**Page and application data records:**

§ §

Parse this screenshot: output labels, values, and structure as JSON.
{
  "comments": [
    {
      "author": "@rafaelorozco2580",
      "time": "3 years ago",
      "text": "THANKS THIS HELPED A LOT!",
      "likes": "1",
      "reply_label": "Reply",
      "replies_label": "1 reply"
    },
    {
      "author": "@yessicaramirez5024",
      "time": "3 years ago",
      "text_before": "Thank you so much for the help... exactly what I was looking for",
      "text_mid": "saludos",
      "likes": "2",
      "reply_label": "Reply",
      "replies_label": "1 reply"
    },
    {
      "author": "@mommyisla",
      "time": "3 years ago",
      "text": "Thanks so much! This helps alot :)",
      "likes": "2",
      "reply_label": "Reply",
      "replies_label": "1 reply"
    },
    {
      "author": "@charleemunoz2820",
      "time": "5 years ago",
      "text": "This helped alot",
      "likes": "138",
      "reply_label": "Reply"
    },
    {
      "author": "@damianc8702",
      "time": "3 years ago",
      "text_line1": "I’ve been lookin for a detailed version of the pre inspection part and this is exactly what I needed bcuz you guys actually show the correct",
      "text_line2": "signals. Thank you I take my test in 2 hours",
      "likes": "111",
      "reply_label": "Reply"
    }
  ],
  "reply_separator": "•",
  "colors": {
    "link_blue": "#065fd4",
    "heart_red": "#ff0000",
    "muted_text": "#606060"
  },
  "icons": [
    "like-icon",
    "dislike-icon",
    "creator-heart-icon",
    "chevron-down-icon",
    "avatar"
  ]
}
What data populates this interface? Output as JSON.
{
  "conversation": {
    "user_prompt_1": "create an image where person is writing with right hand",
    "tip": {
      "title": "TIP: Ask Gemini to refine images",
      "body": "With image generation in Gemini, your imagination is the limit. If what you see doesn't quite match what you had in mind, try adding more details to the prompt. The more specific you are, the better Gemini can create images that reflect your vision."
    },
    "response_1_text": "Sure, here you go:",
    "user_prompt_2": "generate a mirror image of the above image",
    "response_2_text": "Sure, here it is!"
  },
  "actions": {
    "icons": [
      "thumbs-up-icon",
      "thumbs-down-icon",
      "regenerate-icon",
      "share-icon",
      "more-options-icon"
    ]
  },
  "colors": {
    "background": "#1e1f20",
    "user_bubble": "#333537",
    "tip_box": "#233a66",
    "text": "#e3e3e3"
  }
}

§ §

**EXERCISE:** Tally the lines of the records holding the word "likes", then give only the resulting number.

**WRITTEN SOLUTION:** 5